Highland Middle School

Building confidence. Being successful in class. Leadership. Organization.

These things are just some of what AVID has meant to Highland eighth grader Hector Montalvan Navarro, a second year AVID student.

“AVID helps me to know what is important to take notes on, what’s not, and what questions I should ask,” he said.

Before AVID, Montalvan Navarro said, he felt shy in class. He energetically re-enacted how papers used to come spilling out of his backpack in disarray. But, no longer. Montalvan Navarro said he feels confident in class now and enjoys being a leader. He checked his backpack with a silly grin and confirmed: there’s only one loose leaf today.

At Highland Middle School the culture of AVID runs deep and the hard work of students and staff is getting noticed. This year the school earned the title of being a “Schoolwide Site of Distinction” for the second year in a row – a recognition given to less than 10 percent of AVID programs.

The academic elective was first offered at Highland in the early 2000s, and through the past decade has grown from one initial class offering to four, plus a pre AVID class. Amber Snapke, the school’s Site Coordinator and Instructional Coach, said that presently some 20 percent of the student body at Highland is in one of the associated classes.

“At Highland AVID is always part of the conversation,” she said. “It’s infused in what we do, in our culture, and our community.”

The classes focus on the five pillars of AVID: writing, reading, inquiry, organization, and collaboration. AVID students also participate in peer study groups, advanced AVID students are reading buddies with local preschoolers, and the site team encourages students to participate in student leadership.

The staff at Highland works to integrate the pillars and associated strategies into classes across the broader curriculum, taking them schoolwide to the benefit of all students.

“AVID is just flat out good teaching,” Highland science teacher Jane Van Ryn said. “It gives kids responsibility for their own learning.

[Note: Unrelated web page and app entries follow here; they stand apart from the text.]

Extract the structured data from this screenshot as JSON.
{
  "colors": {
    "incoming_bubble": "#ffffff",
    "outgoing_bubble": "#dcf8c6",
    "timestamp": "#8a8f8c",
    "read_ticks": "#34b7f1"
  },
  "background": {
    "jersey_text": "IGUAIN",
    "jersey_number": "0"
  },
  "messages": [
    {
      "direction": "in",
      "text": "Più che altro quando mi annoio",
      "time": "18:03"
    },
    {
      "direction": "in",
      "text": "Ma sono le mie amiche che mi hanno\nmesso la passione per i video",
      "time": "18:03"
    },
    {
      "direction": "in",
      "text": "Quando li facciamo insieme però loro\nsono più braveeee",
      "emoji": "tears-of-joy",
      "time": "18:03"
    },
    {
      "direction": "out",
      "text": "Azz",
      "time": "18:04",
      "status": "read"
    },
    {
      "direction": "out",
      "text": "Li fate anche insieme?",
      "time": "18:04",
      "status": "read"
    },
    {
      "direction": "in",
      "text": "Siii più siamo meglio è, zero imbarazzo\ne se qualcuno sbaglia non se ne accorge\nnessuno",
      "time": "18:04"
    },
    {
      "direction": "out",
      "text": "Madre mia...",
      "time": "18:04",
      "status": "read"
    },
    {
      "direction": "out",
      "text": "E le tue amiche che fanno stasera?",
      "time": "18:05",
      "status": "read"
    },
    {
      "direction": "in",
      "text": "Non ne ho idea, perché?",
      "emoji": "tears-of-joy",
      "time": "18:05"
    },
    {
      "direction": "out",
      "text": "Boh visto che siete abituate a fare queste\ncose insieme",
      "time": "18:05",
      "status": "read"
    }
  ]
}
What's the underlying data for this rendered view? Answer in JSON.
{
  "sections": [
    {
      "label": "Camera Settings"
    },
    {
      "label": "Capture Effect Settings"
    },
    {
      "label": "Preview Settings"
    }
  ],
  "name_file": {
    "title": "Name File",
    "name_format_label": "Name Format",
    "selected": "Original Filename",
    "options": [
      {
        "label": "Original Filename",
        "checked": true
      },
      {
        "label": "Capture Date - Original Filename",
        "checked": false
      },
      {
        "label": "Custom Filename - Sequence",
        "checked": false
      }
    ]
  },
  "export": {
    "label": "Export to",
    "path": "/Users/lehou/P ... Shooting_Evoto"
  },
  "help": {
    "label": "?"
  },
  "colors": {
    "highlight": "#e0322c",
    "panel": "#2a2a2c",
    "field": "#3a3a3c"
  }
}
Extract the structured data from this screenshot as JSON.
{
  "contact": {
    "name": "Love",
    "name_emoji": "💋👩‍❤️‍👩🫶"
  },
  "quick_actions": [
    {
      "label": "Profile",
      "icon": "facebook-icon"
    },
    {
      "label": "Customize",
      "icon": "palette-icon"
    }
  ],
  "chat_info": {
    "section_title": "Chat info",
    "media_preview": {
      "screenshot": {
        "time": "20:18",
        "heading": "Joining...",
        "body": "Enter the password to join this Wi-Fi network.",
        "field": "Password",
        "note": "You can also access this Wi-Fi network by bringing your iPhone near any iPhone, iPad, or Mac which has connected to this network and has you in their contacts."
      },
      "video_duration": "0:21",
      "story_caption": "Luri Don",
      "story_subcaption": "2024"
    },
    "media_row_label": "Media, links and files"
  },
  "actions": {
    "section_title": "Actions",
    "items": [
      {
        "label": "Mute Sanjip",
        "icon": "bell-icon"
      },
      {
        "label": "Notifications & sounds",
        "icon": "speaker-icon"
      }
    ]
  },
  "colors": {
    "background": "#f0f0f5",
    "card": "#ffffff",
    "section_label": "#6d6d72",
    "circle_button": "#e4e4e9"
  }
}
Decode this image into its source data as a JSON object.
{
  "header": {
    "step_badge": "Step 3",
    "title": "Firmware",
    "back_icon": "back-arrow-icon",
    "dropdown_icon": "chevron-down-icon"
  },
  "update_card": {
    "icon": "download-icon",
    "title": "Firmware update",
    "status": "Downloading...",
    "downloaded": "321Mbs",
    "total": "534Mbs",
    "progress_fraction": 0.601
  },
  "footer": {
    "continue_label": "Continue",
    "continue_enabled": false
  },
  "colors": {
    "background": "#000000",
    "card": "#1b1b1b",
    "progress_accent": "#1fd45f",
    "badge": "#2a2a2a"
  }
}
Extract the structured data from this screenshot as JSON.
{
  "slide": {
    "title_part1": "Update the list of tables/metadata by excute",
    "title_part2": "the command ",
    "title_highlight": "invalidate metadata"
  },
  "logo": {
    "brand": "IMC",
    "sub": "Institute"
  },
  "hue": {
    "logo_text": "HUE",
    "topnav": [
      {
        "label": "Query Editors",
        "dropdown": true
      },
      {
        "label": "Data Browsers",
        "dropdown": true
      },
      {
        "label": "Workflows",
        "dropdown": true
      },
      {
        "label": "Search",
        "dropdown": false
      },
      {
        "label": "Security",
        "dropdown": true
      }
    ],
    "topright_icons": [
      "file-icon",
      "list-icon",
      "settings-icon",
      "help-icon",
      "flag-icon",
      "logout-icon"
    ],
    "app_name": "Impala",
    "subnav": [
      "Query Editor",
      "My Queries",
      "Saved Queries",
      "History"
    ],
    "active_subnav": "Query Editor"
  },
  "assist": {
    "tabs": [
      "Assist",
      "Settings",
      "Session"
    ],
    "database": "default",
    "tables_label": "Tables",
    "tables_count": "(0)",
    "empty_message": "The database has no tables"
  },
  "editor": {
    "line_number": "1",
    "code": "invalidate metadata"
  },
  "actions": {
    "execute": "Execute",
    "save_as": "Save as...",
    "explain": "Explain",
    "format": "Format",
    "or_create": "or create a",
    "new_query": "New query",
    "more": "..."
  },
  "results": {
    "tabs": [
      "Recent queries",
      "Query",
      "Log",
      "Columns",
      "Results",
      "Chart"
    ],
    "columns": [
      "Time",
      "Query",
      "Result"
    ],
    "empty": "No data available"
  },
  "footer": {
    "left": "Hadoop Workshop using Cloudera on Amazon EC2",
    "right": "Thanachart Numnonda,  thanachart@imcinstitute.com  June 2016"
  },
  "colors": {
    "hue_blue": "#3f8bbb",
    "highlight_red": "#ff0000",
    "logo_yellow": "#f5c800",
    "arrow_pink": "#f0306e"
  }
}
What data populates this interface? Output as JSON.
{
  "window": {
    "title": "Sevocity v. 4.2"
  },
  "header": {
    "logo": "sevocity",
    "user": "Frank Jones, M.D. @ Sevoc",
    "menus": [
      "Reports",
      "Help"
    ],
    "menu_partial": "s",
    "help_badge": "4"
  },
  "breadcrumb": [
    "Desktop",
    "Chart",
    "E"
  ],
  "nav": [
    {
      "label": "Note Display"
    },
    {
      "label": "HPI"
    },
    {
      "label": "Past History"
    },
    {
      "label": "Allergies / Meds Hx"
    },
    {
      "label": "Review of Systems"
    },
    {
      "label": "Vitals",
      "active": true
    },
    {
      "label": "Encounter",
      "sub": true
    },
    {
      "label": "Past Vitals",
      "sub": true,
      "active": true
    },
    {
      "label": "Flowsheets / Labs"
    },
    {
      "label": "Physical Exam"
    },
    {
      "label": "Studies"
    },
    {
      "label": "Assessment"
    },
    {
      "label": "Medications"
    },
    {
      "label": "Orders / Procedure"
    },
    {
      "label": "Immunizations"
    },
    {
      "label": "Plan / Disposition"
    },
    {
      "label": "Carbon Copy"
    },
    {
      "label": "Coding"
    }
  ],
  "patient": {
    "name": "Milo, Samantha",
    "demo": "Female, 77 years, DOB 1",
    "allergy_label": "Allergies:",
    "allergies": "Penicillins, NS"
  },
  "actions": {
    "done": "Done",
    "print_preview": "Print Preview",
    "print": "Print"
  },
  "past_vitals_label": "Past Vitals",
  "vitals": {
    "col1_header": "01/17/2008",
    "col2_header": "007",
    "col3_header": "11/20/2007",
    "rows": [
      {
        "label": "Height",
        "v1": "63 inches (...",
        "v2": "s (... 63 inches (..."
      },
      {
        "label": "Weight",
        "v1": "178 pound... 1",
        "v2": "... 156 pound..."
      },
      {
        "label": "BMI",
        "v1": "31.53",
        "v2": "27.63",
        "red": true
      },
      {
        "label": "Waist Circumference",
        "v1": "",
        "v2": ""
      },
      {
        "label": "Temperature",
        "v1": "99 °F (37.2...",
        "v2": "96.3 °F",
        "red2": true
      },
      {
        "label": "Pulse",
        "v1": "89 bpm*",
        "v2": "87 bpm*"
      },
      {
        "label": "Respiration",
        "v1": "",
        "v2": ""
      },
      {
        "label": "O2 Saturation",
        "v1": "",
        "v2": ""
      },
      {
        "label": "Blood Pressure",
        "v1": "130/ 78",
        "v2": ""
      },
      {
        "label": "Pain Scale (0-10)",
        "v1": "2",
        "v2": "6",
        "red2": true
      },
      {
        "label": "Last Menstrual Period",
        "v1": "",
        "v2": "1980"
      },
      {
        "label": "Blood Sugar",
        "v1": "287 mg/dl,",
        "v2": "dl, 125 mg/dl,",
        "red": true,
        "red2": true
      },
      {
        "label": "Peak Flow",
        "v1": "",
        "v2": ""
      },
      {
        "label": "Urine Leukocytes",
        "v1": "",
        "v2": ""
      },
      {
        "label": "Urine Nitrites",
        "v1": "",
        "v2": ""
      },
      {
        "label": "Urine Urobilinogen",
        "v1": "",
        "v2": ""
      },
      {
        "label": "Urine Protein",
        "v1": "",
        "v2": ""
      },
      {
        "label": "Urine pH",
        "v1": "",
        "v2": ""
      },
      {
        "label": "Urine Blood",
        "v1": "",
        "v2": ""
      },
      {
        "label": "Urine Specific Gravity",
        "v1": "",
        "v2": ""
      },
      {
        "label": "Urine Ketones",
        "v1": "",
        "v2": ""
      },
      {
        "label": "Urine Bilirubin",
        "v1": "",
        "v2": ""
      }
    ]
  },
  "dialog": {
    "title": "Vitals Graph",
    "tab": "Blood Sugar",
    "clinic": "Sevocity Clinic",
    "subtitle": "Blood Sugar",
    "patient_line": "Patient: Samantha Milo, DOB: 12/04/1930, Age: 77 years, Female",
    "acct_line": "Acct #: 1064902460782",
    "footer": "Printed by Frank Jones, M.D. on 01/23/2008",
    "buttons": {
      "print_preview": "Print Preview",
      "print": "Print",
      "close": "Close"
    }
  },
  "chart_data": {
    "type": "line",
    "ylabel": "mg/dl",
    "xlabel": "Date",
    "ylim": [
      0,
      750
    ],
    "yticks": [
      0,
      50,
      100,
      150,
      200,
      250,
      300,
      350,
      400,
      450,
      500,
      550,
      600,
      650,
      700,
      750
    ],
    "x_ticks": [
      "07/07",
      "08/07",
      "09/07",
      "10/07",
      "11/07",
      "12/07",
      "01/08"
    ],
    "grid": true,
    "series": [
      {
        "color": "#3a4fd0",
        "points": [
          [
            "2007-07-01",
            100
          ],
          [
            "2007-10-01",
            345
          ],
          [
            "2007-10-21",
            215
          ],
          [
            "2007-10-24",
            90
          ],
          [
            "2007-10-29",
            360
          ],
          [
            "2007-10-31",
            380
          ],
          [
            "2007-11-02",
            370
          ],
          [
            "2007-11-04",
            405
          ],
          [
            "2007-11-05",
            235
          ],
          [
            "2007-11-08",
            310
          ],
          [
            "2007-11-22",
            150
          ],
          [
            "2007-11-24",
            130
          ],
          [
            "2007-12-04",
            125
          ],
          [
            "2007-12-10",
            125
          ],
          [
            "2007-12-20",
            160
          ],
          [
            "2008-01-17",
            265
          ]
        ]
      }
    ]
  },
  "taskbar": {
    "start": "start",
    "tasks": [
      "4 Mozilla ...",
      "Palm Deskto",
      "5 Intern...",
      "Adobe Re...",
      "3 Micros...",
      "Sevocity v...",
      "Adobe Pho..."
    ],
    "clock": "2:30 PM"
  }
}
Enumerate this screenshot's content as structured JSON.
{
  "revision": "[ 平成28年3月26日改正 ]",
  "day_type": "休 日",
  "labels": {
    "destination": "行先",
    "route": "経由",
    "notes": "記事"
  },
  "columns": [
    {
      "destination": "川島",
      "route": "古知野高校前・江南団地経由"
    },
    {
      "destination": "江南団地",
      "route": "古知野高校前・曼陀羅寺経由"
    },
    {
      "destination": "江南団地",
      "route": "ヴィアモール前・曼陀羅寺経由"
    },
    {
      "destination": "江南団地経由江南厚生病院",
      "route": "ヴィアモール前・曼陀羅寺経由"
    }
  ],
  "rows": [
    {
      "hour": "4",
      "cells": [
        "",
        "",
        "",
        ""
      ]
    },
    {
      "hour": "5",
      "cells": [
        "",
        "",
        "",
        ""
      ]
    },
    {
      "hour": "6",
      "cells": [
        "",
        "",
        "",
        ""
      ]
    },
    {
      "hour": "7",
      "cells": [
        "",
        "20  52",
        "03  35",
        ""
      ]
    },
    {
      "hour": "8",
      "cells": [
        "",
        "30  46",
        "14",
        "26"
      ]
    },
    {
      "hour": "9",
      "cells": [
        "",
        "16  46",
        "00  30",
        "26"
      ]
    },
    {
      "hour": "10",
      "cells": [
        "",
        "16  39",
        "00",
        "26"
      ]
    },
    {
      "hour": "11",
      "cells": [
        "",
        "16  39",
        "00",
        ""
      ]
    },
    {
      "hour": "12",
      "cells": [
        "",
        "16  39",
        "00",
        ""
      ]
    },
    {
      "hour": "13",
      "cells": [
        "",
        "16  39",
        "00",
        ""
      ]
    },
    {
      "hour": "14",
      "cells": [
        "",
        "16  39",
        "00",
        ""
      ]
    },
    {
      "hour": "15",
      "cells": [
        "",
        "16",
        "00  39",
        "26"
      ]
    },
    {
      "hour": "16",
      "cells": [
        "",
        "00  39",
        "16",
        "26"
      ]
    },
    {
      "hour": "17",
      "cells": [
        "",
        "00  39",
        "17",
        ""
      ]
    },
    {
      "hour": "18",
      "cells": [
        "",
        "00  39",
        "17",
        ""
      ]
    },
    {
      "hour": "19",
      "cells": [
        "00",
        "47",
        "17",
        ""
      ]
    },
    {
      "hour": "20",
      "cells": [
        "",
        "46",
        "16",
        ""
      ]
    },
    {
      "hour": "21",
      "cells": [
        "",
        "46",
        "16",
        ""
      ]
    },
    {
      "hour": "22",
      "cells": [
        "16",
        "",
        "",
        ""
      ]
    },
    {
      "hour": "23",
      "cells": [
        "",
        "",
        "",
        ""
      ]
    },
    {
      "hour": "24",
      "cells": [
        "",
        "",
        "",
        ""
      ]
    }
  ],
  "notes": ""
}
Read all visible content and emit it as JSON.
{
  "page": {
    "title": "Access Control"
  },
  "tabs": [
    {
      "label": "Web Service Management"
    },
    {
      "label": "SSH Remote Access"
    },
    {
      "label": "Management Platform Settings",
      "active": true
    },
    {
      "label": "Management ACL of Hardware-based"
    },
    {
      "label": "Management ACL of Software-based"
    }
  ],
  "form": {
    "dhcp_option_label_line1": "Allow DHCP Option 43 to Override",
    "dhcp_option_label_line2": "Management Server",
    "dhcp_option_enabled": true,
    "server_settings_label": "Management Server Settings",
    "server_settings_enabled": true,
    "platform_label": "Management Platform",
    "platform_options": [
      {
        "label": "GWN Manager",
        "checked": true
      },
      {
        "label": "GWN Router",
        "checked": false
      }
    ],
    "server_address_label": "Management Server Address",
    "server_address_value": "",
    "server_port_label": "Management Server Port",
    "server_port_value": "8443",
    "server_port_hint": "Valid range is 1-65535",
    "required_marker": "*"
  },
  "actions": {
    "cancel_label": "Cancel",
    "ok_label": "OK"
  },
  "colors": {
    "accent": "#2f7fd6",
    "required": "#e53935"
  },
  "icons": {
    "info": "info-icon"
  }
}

It doesn’t just teach them content, but teaches them how to learn. That makes them a lifelong learner. Whether or not they pick up all the important pieces of a science class’ content, if they know how to learn it’s still available to them.”

As part of the schoolwide focus on AVID, about 80 percent of teachers at Highland have attended a formal AVID training, Snapke said. “Through those trainings they’ve learned different strategies to use in their classrooms – whether it’s critical reading or Cornell note taking or doing things like Socratic seminars. How engaged students are and how much they get out of a lesson definitely increases when teachers are using AVID strategies.”

To be named a site of distinction the site team has to complete an assessment every year and provide evidence of the implementation of AVID and outcomes. That information is reviewed by AVID and the school is assigned a level of certification.

The vision for the future of AVID at Highland includes continuing to reach more students and becoming a demonstration school, Snapke and the district’s AVID Curriculum Developer Monica Davies said.

“To be a demo site is not only that you have the AVID elective classes but that you are using AVID strategies in all classes,” Snapke explained. “The students play a huge role in being a demonstration school because they are the ambassadors to AVID. The benefit for them – the sense of pride and all the kids in the school getting the benefits of AVID strategies – is what I see as the biggest draw to going demo.”

AVID in the Bellevue School District is made possible in part by the Bellevue Schools Foundation.